* [PROBLEM STATEMENT] Look for the string "rocket" in the listing below, then copy every line that has it.

——————

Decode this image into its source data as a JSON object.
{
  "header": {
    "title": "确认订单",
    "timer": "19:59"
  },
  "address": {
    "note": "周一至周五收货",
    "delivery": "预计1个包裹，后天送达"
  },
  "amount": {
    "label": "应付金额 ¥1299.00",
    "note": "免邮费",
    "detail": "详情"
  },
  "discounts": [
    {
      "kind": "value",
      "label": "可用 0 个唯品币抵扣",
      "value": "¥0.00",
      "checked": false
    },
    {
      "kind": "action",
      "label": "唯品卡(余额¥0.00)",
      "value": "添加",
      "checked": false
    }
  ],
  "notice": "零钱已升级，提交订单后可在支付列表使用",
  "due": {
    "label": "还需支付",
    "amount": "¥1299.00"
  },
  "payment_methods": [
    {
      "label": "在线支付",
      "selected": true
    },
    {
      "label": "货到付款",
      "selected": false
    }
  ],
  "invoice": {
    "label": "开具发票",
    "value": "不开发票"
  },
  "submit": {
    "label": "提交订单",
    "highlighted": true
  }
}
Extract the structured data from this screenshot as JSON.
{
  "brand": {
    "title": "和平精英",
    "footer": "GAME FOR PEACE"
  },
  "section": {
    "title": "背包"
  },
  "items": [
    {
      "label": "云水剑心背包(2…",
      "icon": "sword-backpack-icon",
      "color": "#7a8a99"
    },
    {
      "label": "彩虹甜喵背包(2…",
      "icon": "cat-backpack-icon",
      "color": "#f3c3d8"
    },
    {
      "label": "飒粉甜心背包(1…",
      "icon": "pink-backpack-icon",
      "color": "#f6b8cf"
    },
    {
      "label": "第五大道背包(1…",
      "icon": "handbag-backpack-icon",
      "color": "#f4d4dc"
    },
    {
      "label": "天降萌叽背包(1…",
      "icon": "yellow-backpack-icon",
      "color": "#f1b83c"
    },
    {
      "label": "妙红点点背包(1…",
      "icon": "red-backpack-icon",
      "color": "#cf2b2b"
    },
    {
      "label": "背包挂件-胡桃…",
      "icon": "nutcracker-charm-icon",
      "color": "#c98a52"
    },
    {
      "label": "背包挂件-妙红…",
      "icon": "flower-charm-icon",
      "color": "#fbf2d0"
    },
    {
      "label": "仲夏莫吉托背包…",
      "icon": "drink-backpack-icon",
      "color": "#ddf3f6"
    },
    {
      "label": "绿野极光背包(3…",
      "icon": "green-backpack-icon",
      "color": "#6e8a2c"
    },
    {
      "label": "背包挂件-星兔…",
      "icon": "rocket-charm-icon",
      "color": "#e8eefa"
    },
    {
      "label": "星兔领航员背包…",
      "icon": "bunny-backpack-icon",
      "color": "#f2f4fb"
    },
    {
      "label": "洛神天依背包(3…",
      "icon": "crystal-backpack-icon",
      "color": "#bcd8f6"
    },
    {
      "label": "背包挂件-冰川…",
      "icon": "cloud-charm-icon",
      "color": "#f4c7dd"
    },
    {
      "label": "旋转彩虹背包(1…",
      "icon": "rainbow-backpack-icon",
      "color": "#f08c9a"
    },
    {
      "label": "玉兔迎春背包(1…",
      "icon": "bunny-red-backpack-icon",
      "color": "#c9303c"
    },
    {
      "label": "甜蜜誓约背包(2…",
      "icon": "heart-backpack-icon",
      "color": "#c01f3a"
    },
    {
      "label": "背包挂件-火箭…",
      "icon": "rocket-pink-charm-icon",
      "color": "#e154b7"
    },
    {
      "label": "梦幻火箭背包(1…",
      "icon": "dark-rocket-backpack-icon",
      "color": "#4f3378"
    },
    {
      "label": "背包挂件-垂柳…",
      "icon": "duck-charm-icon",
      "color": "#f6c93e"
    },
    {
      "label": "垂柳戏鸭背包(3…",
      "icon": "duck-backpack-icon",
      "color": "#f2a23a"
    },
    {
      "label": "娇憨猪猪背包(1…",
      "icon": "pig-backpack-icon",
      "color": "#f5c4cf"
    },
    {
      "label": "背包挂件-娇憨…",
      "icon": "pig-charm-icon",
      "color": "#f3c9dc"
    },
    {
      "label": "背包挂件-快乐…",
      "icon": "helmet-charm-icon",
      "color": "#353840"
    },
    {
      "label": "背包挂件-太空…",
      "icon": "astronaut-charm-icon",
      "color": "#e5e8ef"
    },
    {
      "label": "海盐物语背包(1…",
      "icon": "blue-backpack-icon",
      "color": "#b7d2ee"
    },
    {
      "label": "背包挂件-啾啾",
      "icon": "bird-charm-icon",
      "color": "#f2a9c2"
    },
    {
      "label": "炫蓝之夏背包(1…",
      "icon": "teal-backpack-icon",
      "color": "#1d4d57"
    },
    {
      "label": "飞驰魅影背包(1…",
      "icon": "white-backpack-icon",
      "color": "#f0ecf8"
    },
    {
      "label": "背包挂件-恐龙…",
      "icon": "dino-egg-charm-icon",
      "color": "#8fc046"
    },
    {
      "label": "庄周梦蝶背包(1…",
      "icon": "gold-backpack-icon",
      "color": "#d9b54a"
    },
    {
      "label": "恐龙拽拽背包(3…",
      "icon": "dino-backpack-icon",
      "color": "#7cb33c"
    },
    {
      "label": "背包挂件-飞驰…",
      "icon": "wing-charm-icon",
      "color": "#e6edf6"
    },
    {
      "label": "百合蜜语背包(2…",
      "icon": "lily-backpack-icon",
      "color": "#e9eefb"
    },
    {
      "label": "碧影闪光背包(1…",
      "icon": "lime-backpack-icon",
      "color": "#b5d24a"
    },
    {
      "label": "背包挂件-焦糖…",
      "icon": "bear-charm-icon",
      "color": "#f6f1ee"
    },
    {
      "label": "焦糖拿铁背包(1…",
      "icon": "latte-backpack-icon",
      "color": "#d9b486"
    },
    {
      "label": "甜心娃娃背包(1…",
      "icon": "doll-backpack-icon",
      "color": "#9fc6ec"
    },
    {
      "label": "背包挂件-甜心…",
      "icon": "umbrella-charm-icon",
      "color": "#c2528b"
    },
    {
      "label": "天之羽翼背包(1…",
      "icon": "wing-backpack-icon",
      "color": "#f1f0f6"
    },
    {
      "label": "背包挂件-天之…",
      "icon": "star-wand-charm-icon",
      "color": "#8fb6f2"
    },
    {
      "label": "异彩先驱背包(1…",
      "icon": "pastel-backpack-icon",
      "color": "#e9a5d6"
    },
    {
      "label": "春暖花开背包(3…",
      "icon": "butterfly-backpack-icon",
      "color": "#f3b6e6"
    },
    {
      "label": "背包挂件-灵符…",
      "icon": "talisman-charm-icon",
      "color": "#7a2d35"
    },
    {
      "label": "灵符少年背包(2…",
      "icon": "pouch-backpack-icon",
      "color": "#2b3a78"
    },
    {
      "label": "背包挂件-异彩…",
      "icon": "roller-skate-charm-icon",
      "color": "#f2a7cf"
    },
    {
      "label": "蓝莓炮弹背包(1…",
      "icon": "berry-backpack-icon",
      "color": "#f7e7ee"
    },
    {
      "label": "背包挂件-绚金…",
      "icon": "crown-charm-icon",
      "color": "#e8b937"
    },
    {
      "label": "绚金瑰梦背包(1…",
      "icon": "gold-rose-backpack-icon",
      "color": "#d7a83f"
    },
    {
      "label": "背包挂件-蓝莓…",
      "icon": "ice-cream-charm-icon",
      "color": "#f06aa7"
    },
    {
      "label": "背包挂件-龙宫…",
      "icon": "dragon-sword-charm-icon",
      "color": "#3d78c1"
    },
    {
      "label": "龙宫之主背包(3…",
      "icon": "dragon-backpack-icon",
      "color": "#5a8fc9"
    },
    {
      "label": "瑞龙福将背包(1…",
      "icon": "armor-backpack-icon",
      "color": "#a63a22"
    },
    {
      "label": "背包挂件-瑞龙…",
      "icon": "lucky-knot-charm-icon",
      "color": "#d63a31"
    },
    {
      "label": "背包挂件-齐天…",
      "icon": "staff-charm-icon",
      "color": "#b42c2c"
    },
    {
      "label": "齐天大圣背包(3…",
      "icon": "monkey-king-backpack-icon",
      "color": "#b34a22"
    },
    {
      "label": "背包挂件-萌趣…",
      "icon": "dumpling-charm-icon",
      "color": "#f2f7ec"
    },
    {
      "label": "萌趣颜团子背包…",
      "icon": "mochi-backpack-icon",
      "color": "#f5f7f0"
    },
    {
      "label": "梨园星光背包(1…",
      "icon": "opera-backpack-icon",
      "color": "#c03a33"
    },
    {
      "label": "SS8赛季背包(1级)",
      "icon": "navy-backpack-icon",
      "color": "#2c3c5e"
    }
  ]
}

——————

* [SOLUTION BELOW]
      "icon": "rocket-charm-icon",
      "icon": "rocket-pink-charm-icon",
      "icon": "dark-rocket-backpack-icon",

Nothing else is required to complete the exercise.